Dish 93: Jamaican BBQ Seitan at Horizons, 7th between South and Bainbridge, http://www.horizonsphiladelphia.com
Dani, Gustav, and I had dinner last night on the skylit second floor of Horizons. Lifelong vegetarian, recent dietary vegetarian, and conflicted omnivore, respectively, we were all eager to broaden our Horizons.
Seitan is a chewy, semi-fibrous wheat product that comes about as close to meat in taste and texture as any vegan product can. But we were left asking ourselves why? Dietary vegetarians and vegans may disregard this postulate, but to those who feel that eating animals is immoral- then is it not also immoral to attempt to mimic the flavor and texture? On a less fundamentalist note, there are hundreds, possibly thousands of wheat products tastier than seitan. (Same goes for tofu and tofurkey.) Why not just use a tasty wheat or tofu product? I would eat grilled tofu slathered in Horizons BBQ sauce. I would probably also eat pasta slathered in BBQ sauce. Or eggplant.
We all agreed that –whether Dani’s Vietnamese tacos made with tempeh or the grilled seitan Gustav tried—the protein aspect of the dishes tended to be sauce- and spice- centric, instead of food-centric; whereas the outstanding sides—the jicama slaw with the BBQ seitan, the garlicky spinach with the grilled seitan, or the robust yet fresh corn chowder—all allowed the vegetables to take center stage. The kitchen still seemed to think in a traditionally American omnivoric way, that a dish is meat with sauce, carbohydrate, vegetable; rather than in a holistic way, taking the best available protein, carbohydrate, and veggie options and putting them together in harmony with spice.
While the food was good and the conversation was easy, there was a sense that the meal was trying too hard.
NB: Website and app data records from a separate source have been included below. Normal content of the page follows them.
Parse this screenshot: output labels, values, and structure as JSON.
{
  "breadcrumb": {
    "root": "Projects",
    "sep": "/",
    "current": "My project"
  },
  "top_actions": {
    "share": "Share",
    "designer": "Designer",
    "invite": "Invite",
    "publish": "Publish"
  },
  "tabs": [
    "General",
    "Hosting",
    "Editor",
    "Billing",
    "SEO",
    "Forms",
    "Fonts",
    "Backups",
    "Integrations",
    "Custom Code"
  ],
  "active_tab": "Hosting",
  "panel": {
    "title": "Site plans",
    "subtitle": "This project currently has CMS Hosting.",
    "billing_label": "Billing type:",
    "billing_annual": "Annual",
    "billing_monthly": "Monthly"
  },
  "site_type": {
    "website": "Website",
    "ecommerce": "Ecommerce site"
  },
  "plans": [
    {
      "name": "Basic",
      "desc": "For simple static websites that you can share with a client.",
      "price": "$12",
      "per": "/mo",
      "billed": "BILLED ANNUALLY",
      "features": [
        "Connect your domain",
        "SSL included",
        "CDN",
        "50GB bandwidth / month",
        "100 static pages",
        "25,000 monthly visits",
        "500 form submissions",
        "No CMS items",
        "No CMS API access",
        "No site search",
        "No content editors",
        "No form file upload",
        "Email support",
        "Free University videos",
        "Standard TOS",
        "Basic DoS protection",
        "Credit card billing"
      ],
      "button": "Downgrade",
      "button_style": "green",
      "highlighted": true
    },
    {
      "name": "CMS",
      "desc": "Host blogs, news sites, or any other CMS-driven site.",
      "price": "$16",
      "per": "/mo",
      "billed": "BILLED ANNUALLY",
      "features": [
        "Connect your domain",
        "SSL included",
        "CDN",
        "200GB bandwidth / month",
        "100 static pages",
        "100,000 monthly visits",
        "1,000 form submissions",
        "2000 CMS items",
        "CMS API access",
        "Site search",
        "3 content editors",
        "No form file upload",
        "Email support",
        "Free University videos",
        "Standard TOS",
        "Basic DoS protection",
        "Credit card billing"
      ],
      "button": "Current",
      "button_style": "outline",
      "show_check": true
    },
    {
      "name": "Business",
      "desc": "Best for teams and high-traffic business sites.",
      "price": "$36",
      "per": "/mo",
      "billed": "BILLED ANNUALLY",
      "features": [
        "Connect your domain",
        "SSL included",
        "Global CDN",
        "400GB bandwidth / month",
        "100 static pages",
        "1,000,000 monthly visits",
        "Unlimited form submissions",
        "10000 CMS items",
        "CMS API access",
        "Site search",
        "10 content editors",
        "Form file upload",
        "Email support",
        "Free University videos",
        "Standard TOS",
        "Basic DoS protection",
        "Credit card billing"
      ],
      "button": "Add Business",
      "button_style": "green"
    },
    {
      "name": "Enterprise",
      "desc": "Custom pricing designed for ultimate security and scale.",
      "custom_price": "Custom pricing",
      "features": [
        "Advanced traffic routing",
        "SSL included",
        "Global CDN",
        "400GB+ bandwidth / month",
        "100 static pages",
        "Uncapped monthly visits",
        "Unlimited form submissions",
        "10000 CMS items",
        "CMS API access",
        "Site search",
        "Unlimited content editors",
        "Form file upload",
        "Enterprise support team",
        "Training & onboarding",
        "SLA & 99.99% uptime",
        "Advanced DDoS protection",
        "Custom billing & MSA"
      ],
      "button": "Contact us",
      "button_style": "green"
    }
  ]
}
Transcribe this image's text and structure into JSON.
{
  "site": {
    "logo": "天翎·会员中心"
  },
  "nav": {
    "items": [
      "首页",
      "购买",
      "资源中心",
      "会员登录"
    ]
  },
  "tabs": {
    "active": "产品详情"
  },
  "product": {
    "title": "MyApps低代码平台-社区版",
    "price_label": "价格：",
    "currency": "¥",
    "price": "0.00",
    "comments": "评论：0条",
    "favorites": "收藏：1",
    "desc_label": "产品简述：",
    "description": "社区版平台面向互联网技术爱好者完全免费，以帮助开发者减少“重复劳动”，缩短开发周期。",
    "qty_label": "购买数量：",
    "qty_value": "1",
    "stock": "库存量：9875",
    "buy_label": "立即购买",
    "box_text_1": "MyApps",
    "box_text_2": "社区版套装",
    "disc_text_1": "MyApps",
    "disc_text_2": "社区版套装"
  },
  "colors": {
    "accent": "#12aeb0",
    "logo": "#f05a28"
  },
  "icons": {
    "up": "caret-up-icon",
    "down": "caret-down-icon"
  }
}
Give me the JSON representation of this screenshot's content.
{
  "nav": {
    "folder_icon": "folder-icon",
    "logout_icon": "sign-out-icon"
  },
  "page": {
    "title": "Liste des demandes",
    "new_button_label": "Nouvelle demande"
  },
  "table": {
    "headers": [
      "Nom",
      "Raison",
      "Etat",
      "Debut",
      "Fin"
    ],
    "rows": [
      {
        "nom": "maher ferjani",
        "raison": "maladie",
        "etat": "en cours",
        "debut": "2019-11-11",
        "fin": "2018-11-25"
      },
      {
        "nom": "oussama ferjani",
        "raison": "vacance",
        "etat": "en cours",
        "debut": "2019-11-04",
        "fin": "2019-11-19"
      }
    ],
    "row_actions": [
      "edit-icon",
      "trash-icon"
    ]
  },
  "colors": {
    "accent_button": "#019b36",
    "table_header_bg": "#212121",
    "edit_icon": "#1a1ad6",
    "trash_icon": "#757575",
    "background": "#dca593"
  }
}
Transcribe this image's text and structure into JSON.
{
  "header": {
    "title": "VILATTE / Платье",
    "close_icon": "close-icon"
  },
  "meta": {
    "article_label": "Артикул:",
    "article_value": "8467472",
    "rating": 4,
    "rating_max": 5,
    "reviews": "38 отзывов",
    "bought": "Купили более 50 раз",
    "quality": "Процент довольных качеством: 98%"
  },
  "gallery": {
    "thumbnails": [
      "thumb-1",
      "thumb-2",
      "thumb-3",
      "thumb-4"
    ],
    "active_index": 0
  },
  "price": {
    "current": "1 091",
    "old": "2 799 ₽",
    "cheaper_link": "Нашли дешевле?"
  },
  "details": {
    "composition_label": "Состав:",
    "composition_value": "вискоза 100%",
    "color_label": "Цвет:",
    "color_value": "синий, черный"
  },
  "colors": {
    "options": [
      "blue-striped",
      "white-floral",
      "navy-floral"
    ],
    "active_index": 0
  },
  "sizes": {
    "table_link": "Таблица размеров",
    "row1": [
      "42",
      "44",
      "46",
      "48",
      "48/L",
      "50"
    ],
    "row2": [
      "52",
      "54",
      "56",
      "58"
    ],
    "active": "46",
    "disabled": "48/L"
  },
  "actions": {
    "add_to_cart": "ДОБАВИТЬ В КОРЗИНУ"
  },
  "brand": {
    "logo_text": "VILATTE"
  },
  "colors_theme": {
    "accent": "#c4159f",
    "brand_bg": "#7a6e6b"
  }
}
And maybe it should just relax, stop worrying so much about what Philly may think, and cook more like vegans cook.